• [Provided material]

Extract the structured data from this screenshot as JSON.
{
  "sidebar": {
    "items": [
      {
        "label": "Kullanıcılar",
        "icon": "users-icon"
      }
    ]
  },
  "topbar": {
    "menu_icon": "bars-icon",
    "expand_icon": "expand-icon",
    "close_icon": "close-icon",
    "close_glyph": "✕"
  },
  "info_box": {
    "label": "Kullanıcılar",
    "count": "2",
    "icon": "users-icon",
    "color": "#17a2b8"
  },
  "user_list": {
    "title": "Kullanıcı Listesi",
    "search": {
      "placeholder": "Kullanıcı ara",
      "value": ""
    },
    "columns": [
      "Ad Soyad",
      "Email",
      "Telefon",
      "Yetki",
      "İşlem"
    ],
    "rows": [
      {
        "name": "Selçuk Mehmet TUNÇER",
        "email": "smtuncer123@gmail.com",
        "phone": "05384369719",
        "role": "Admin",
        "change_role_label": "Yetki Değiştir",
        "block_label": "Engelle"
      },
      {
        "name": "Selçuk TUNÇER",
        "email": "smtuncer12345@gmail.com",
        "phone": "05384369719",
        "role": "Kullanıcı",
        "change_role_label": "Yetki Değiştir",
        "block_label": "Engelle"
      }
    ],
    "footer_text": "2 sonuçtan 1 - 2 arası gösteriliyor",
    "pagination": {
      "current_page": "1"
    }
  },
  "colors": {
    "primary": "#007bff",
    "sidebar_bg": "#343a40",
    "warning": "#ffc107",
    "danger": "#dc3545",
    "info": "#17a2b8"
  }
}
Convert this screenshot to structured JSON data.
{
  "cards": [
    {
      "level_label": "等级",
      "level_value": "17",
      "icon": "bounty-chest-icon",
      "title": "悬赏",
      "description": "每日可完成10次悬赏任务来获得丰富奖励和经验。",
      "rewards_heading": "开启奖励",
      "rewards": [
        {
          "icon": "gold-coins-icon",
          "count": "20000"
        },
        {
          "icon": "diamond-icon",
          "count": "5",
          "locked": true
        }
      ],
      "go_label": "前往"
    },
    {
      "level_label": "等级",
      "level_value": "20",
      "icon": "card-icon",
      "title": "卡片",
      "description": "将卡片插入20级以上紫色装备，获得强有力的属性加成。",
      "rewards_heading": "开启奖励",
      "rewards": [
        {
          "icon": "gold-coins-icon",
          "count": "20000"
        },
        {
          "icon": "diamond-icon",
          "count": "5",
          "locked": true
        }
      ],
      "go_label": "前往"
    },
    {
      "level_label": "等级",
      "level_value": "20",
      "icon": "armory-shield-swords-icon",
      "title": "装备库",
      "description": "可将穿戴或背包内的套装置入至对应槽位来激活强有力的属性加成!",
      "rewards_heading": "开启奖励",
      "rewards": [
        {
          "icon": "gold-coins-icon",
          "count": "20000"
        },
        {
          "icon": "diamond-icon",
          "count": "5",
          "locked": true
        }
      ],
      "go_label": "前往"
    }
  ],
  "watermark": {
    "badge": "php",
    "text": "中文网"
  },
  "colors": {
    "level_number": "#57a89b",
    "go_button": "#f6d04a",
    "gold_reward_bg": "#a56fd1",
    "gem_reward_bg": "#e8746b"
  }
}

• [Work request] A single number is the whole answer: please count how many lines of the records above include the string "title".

• [Worked solution] 4